Back in June I found my brain inventing conspiracy theories all by itself. Interestingly, back in June 2020, New Zealand was contemplating that a trans-Tasman travel bubble might open up in the last quarter of 2020, while the ski fields were hoping it might come sometime sooner. The National Party was demanding a timeline in the interests of tourism businesses. Now we are being told by Jacinda Ardern that there won’t be a bubble happening any time soon. This isn’t too surprising, though disappointing – open borders are highly unlikely until countries have COVID-19 under control at mutually agreed levels and for New Zealand and Australia that level is pretty much no community cases. Australia has had COVID flare-ups in Melbourne and Sydney, with a scare in Brisbane, and New Zealand has had its own Northland scare, with the full outcome from that still not 100% certain, though signs are relatively promising that this won’t be our next outbreak. Perhaps we can hope for a travel bubble with one or more Australian states, rather than the whole country, if we can keep COVID under control here.
However, back to conspiracy theories, there was a very interesting replay of a BBC story on conspiracy theories on RadioNZ recently (unfortunately I can’t link to it because RadioNZ couldn’t). And, if anyone is wondering, yes we do listen to quite a lot of RadioNZ because one needs something entertaining to listen to while picking 50m of raspberries or putting tonnes of mortar between rocks around a pond. I particularly listened to this article, because my friend Frauke and I had been discussing, yet again, how to deal with people who have gone down a conspiracy theory rabbit hole (send a ferret after them?).
According to the BBC story, the first likely requirement for people to believe in conspiracy theories is that they are individualists and eschew following the herd. Think, “I am not a sheeple like you.” I would consider myself an individual thinker in that I try to think through things for myself, rather than simply following the ideas of others. Individual thinking is definitely a good thing in general, diversity of thought is a good, just like biodiversity. However, thinking that one should not do what the majority are doing is not necessarily individual thinking, it could be like teenage thinking! Reacting against the moves of the herd may be as unthinking as reacting to follow them. It is essential that individualist thinking remains a conscious practice, rather than a reaction against the crowd. I have a mental hiccup here as I hear myself saying yesterday, “I have never been to Fergburger (an iconic Queenstown purveyor of hamburgers), and won’t ever go there either.” “Why not?”, asked another passenger in the car. “Because that’s where everyone goes.” Perhaps I need to rethink this.
The second likely requirement for people to believe in conspiracy theories is that such people easily see patterns in random objects or designs, like clouds or Jackson Pollock paintings (the picture at the beginning of this blog is a Jackson Pollock). This interests me in that my immediate reaction was, “What patterns?
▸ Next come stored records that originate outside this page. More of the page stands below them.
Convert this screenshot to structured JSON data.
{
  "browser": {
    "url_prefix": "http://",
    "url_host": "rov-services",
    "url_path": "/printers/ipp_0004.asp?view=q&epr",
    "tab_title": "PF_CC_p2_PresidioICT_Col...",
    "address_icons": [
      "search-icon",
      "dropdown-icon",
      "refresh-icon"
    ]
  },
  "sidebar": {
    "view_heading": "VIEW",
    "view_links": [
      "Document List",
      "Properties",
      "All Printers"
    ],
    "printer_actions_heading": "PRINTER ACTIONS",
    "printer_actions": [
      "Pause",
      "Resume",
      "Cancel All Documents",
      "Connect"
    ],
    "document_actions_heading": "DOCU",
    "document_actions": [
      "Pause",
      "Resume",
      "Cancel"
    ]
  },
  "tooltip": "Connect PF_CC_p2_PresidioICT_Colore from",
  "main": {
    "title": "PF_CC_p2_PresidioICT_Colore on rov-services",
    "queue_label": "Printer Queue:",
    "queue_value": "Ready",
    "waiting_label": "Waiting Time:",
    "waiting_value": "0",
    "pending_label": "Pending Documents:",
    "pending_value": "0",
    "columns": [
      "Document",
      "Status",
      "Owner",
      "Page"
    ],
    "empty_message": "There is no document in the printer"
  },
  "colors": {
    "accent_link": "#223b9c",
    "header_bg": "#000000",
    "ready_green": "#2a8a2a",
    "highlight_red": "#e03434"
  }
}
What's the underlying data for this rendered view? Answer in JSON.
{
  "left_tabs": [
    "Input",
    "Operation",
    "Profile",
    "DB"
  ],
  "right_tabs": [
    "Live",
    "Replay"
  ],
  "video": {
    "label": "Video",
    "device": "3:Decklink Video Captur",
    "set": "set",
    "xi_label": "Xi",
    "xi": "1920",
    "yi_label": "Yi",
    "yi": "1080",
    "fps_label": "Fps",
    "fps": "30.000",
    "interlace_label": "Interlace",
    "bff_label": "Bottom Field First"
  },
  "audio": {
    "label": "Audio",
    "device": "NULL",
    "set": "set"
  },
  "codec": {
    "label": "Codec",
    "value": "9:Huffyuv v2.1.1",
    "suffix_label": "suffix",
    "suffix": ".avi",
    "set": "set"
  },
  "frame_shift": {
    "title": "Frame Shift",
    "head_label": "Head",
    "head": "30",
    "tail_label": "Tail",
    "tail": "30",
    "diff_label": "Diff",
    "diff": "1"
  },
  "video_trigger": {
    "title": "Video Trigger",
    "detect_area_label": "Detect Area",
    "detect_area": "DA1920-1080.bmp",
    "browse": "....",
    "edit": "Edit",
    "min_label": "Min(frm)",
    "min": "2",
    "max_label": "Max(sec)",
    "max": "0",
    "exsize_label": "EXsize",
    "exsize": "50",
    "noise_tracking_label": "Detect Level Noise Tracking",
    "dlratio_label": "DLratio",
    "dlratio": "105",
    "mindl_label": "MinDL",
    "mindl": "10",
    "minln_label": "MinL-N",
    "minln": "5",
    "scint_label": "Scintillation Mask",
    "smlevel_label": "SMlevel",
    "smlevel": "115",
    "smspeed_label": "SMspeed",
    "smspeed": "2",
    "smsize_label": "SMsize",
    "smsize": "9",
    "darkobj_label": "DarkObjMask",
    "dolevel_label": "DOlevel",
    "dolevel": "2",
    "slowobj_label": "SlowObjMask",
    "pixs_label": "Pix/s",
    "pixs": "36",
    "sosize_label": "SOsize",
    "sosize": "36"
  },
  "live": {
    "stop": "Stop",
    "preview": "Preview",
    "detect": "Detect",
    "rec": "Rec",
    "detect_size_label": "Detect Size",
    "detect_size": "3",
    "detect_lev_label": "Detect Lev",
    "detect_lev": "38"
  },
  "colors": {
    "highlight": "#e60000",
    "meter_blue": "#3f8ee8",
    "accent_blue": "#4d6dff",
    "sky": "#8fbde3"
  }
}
I have never seen patterns in Jackson Pollock paintings”. Then I went and looked up some Jackson Pollock painting images on the web for this blog. I saw patterns in the paintings! Perhaps not in all of them, but in plenty of them. When did that start to happen? Is it a concern? I remembered the picture below from my August 22 blog on vaccine races (now we are moving towards vaccine wars, or at least vaccine lawsuits…when did a lawsuit ever speed up delivery of a product, but I digress…). Have I just tipped over the edge from wisdom to conspiracy theorist?
The final piece of the ‘nature of the conspiracy theorist’ puzzle is people’s ability and willingness to investigate the patterns they identify. One may see a shovel pattern in the clouds but most people are not going to get too concerned about it falling on their heads, because they know they are seeing only a pattern given that shovels are not made of clouds, and clouds are comprised of water vapour. But what say the pattern is in relation to something that you don’t know much about at all, like vaccines, or 5G technology? And what say you don’t have the ability, time, energy or interest to go check out the pattern or its context and background? It could be easier to believe in the pattern than disregard it; the pattern might well be very attractive to you.
However, this last puzzle piece left me feeling better. I like patterns, but I also really like checking them out. I might not want to believe what others believe in, I see lots of patterns but I also currently have the ability, time, energy and interest to go rushing off down all sorts of information pathways to try and check any patterns I spot. In fact, both seeing patterns and checking them are a core part of the work I do in assisting people to create research proposals.
My predispositions do raise a question about me in old age, however. Do I need to write a letter to myself, reminding the older me that when I no longer have the ability, time, energy and interest to check out patterns, that I had better hold off on believing in them? I wonder when I should date the opening of this letter? This reminds me of the problem faced by the Waste Isolation Project Plant site in New Mexico; how do you tell people 10,000 or 100,000 years in the future that they shouldn’t drill into the ground because nuclear waste has been stored there that will still be radioactive. Some of the ideas have included disturbing art forms and cats that change colour when exposed to radioactivity . I am going to keep this thought on the go for a while for myself, however, as neither art forms nor colour changing cats are going to do the trick for reminding an 80 year old Jane not to believe in spurious patterns. Anyone out there got a novel idea which might help me?